In order to illustrate the merits of the powder of the present invention, blends of powder having the mesh size distribution given in Table I were prepared and arc plasma sprayed. The oxygen content of these powders was typically less than 100 ppm.
TABLE I______________________________________Distribution of Particle Size in Powders Mesh Ranges Particle Size Range Percentage of PowderBLEND Tyler sieve within the Range______________________________________A -80 to +100 15 -100 to +270 65 -270 to +325 15 -325 5B -170 to +270 100______________________________________
The following examples illustrate some of the properties which can be obtained by employing the powders of the present invention.
Powder blend A having a composition:
Ni57.5 Fe9 Mo23.5 B10
by atomic percent was arc plasma sprayed onto a 4 in. by 4 in. by 0.25 in. mild steel coupon. Prior to coating, the coupon surfaces were blasted with No. 25 steel grit and subsequently cleaned using a degreasing solvent, 1,1-trichloroethane.
The powder was chemically homogeneous and microcrystalline and produced by fracturing cast ribbon and jet milling the fragments.
The torch used to deposit the powder was an AVCO PG-100 with a 901065-1 anode.
The operating parameters for the torch were as follows:
Voltage: 29 volts
Power: 25 kw
Flow rate, and Carrier Gas: A 8 cfm
Flow rate, and Plasma Gases:
A 60 cfm,
He 15 cfm
Distance from torch to substrate: 6 inches
The resulting deposit was 10 mils thick.
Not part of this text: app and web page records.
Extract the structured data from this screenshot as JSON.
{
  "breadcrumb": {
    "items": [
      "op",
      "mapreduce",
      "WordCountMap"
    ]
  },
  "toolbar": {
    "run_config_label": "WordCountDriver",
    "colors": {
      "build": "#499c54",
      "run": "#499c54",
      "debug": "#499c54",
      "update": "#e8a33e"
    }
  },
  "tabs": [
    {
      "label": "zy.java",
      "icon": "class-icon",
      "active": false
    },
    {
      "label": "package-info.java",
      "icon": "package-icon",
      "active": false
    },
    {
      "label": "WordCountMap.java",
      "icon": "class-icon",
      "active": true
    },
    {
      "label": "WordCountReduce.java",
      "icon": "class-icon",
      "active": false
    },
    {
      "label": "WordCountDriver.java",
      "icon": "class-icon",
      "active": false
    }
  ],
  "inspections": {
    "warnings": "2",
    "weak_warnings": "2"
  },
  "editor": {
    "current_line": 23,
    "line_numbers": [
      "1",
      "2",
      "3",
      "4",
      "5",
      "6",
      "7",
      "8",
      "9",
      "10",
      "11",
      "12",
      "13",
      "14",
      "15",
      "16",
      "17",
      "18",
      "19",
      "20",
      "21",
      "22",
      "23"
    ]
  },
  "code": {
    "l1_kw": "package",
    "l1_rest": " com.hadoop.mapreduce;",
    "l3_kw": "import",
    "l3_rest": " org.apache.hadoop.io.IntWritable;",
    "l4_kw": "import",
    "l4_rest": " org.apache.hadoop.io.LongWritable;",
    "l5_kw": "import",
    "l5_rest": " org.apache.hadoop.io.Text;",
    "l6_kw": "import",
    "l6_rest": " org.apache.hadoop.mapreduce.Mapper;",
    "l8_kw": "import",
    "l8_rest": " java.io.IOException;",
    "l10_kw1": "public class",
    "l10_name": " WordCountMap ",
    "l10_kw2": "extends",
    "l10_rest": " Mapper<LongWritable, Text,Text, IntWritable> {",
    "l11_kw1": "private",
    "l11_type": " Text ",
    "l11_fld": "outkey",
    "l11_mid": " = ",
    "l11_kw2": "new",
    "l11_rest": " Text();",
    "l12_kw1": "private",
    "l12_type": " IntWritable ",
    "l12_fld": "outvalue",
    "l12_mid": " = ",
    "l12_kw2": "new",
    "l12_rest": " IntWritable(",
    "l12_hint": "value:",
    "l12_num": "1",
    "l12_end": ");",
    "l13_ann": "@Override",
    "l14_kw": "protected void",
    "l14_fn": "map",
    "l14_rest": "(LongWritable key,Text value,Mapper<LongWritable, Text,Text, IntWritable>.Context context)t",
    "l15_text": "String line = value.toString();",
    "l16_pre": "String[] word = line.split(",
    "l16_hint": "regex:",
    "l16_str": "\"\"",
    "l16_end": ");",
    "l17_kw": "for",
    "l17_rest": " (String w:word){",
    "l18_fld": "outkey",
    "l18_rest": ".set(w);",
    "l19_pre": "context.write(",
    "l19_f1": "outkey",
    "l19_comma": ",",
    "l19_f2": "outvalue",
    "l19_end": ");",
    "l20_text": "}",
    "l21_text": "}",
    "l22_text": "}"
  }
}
The bond strength between the substrate and the deposit was 6900 psi. The deposit was sectioned and showed no indication of interconnected porosity. The coating had a density of 98%. The surface roughness of the deposit was less than 199 micro inches rms. The coating had a Vickers hardness of 1000 kg/mm2 with a load of 100 grams. The coating was boride free and 39% amorphous as determined by X-ray analysis.
Powder blend B having a composition:
Ni57.5 Fe9 Mo23.5 B10
by atomic percent was deposited as set forth in Example I. The powder was chemically homogeneous and microcrystalline.
The torch used to deposit the powder was the same as used for Example I. The operating parameters were the same with the following exceptions:
Voltage: 27 volts
Power: 15.5 kw
The resulting deposit was 10 mils thick. The bond strength between the substrate and the deposit was 2400 psi. The deposit was sectioned and showed no indication of interconnected porosity. The density of the deposit was 91.5%. The surface roughness of the deposit was less than 235 micro inches rms. The hardness was 1000 kg/mm2 Vickers with a load of 100 grams. The coating was boride free and 69% amorphous as determined by X-ray analysis.
The procedure for Example I and II was followed with the exception that the operating conditions for the torch were modified as follows:
Voltage: 27 volts
Power: 15.5 kw
Flow rate, and Carrier Gas: A 9 cfm
Flow rate, and Plasma Gases:
A 40 cfm,
H2 10 cfm
Distance from torch to substrate: 4 in.
The resulting deposit was 20 mils thick. The surface hardness was 1000 kg/mm2 Vickers with a load of 100 grams. The coating was boride free and 77% amorphous as determined by X-ray analysis.
It should be understood that for the above examples, the powders were used to arc plasma spray, however, other coating techniques, such as vacuum arc plasma spraying, flame spraying and laser glazing may be employed.